= Beginning of Section =

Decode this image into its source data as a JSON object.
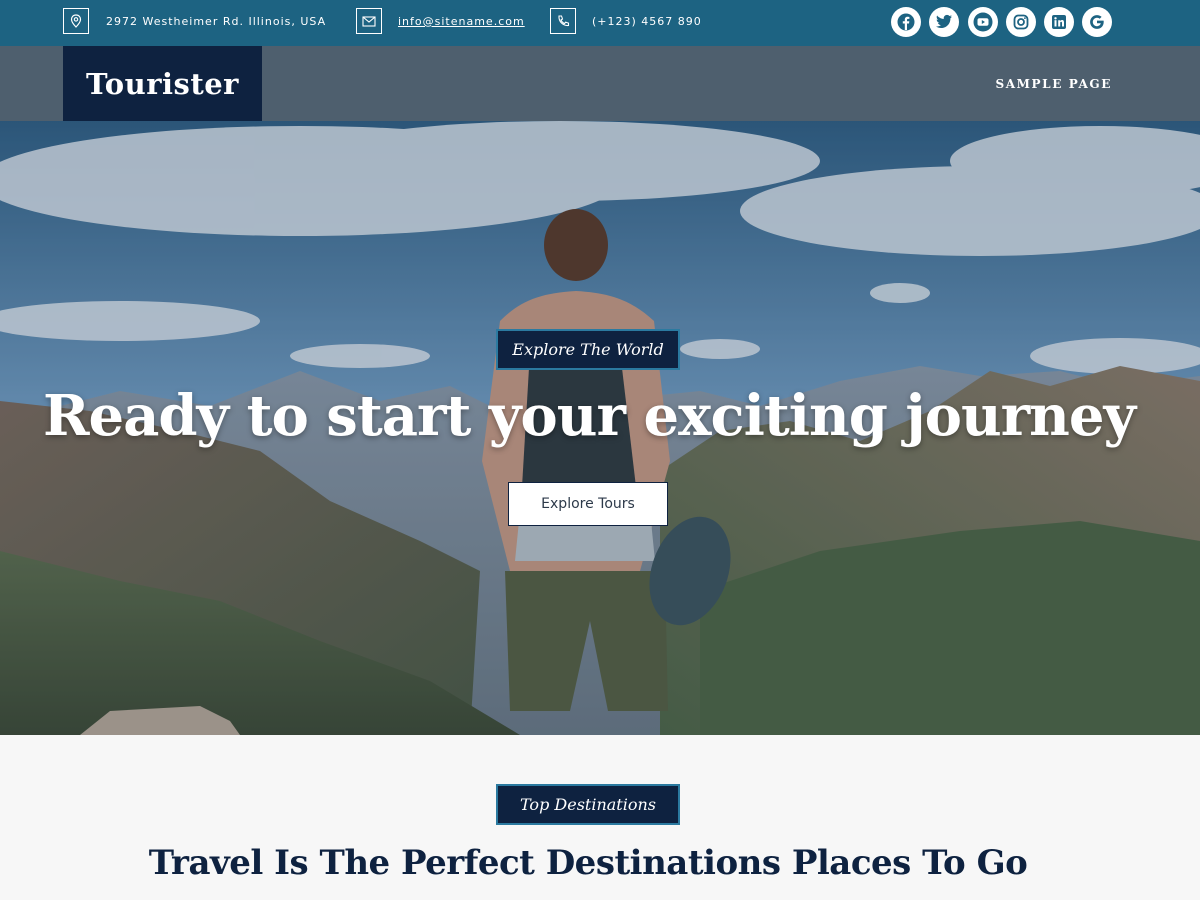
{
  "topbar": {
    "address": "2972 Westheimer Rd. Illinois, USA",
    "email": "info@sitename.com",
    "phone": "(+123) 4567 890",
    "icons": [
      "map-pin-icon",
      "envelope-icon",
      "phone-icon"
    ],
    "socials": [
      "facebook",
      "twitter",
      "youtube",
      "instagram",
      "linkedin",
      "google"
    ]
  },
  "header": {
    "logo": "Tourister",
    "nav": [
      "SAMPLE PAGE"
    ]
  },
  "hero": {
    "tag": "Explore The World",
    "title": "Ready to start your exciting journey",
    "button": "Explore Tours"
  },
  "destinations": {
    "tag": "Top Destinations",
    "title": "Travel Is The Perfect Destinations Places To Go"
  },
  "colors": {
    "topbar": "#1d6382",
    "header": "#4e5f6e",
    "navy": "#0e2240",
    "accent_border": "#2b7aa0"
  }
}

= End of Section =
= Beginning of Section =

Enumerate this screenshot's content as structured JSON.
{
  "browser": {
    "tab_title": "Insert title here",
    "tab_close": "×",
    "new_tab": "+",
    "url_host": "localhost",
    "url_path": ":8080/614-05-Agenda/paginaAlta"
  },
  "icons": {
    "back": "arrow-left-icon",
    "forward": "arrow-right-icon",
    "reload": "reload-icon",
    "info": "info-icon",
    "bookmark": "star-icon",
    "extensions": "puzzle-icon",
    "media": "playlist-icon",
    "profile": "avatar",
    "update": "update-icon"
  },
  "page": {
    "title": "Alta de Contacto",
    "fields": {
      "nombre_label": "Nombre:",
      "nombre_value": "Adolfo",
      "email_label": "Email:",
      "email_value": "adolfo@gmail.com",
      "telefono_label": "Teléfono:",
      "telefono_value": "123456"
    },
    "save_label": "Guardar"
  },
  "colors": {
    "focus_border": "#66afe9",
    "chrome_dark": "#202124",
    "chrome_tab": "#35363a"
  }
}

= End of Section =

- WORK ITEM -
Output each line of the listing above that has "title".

- RESULT BELOW -
    "title": "Ready to start your exciting journey",
    "title": "Travel Is The Perfect Destinations Places To Go"
    "tab_title": "Insert title here",
    "title": "Alta de Contacto",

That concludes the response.